Work task
Exact copy, no pictures: repeat the data that follows.

(Records from a data collection)
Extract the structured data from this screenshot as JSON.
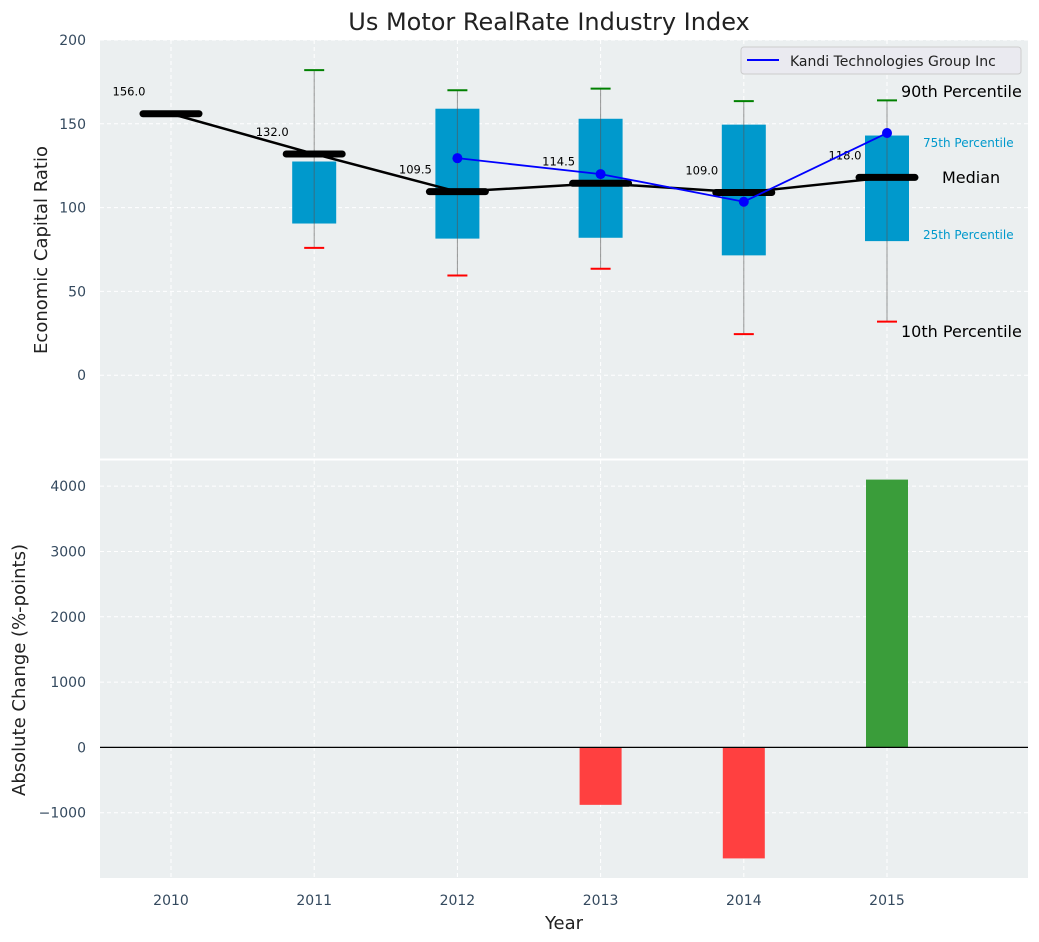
{
  "title": "Us Motor RealRate Industry Index",
  "colors": {
    "background": "#ebeff0",
    "box": "#0099cc",
    "median": "#000000",
    "company": "#0000ff",
    "whisker_high": "#008000",
    "whisker_low": "#ff0000",
    "positive": "#3a9d3a",
    "negative": "#ff4040"
  },
  "chart_data": [
    {
      "type": "box",
      "ylabel": "Economic Capital Ratio",
      "ylim": [
        -50,
        200
      ],
      "yticks": [
        0,
        50,
        100,
        150,
        200
      ],
      "grid": true,
      "legend_position": "top-right",
      "categories": [
        "2010",
        "2011",
        "2012",
        "2013",
        "2014",
        "2015"
      ],
      "median": [
        156.0,
        132.0,
        109.5,
        114.5,
        109.0,
        118.0
      ],
      "median_labels": [
        "156.0",
        "132.0",
        "109.5",
        "114.5",
        "109.0",
        "118.0"
      ],
      "p25": [
        null,
        90.5,
        81.5,
        82,
        71.5,
        80
      ],
      "p75": [
        null,
        127.5,
        159,
        153,
        149.5,
        143
      ],
      "p10": [
        null,
        76,
        59.5,
        63.5,
        24.5,
        32
      ],
      "p90": [
        null,
        182,
        170,
        171,
        163.5,
        164
      ],
      "series": [
        {
          "name": "Kandi Technologies Group Inc",
          "values": [
            null,
            null,
            129.5,
            120,
            103.5,
            144.5
          ]
        }
      ],
      "annotations": {
        "p90": "90th Percentile",
        "p75": "75th Percentile",
        "median": "Median",
        "p25": "25th Percentile",
        "p10": "10th Percentile"
      }
    },
    {
      "type": "bar",
      "xlabel": "Year",
      "ylabel": "Absolute Change (%-points)",
      "ylim": [
        -2000,
        4400
      ],
      "yticks": [
        -1000,
        0,
        1000,
        2000,
        3000,
        4000
      ],
      "ytick_labels": [
        "−1000",
        "0",
        "1000",
        "2000",
        "3000",
        "4000"
      ],
      "grid": true,
      "categories": [
        "2010",
        "2011",
        "2012",
        "2013",
        "2014",
        "2015"
      ],
      "values": [
        null,
        null,
        null,
        -880,
        -1700,
        4100
      ]
    }
  ]
}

Problem solution
Extract the structured data from this screenshot as JSON.
{
  "title": "Us Motor RealRate Industry Index",
  "colors": {
    "background": "#ebeff0",
    "box": "#0099cc",
    "median": "#000000",
    "company": "#0000ff",
    "whisker_high": "#008000",
    "whisker_low": "#ff0000",
    "positive": "#3a9d3a",
    "negative": "#ff4040"
  },
  "chart_data": [
    {
      "type": "box",
      "ylabel": "Economic Capital Ratio",
      "ylim": [
        -50,
        200
      ],
      "yticks": [
        0,
        50,
        100,
        150,
        200
      ],
      "grid": true,
      "legend_position": "top-right",
      "categories": [
        "2010",
        "2011",
        "2012",
        "2013",
        "2014",
        "2015"
      ],
      "median": [
        156.0,
        132.0,
        109.5,
        114.5,
        109.0,
        118.0
      ],
      "median_labels": [
        "156.0",
        "132.0",
        "109.5",
        "114.5",
        "109.0",
        "118.0"
      ],
      "p25": [
        null,
        90.5,
        81.5,
        82,
        71.5,
        80
      ],
      "p75": [
        null,
        127.5,
        159,
        153,
        149.5,
        143
      ],
      "p10": [
        null,
        76,
        59.5,
        63.5,
        24.5,
        32
      ],
      "p90": [
        null,
        182,
        170,
        171,
        163.5,
        164
      ],
      "series": [
        {
          "name": "Kandi Technologies Group Inc",
          "values": [
            null,
            null,
            129.5,
            120,
            103.5,
            144.5
          ]
        }
      ],
      "annotations": {
        "p90": "90th Percentile",
        "p75": "75th Percentile",
        "median": "Median",
        "p25": "25th Percentile",
        "p10": "10th Percentile"
      }
    },
    {
      "type": "bar",
      "xlabel": "Year",
      "ylabel": "Absolute Change (%-points)",
      "ylim": [
        -2000,
        4400
      ],
      "yticks": [
        -1000,
        0,
        1000,
        2000,
        3000,
        4000
      ],
      "ytick_labels": [
        "−1000",
        "0",
        "1000",
        "2000",
        "3000",
        "4000"
      ],
      "grid": true,
      "categories": [
        "2010",
        "2011",
        "2012",
        "2013",
        "2014",
        "2015"
      ],
      "values": [
        null,
        null,
        null,
        -880,
        -1700,
        4100
      ]
    }
  ]
}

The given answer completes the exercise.